Go line by line through the data below and count those that hold "ecojiyong". Return only the number.

──────── Records for processing ────────

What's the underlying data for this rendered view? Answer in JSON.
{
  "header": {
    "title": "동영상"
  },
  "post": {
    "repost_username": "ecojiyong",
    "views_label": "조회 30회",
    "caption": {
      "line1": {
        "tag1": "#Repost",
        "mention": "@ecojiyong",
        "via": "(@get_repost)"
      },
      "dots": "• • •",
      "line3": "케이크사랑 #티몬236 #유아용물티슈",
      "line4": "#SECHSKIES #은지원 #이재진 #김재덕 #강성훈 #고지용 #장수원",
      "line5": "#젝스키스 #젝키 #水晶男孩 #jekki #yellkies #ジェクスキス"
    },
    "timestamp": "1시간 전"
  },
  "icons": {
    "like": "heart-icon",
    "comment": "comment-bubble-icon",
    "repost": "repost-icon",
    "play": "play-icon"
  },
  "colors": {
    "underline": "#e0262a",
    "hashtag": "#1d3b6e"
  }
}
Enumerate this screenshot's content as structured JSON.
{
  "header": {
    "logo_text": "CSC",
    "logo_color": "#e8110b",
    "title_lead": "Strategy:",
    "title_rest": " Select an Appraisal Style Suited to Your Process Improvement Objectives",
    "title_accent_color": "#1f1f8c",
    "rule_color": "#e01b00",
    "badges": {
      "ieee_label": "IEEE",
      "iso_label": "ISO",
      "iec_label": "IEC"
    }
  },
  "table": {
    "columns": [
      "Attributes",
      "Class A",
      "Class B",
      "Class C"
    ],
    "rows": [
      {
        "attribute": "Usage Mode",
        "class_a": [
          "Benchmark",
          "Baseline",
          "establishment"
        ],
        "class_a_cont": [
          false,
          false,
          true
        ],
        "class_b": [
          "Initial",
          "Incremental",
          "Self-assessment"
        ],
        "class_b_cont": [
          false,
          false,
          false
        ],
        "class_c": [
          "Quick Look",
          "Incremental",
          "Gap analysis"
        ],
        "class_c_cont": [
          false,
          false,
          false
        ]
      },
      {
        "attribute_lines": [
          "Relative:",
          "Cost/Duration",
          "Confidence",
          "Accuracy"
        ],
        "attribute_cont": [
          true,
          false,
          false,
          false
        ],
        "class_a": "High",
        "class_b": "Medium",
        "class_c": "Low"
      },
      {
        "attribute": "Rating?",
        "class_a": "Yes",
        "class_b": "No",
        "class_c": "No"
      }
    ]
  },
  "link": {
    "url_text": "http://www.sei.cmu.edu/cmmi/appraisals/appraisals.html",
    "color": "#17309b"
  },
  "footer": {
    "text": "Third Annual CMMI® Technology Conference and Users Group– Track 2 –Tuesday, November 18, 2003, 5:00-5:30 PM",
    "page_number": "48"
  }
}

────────

Solution to the problem -
2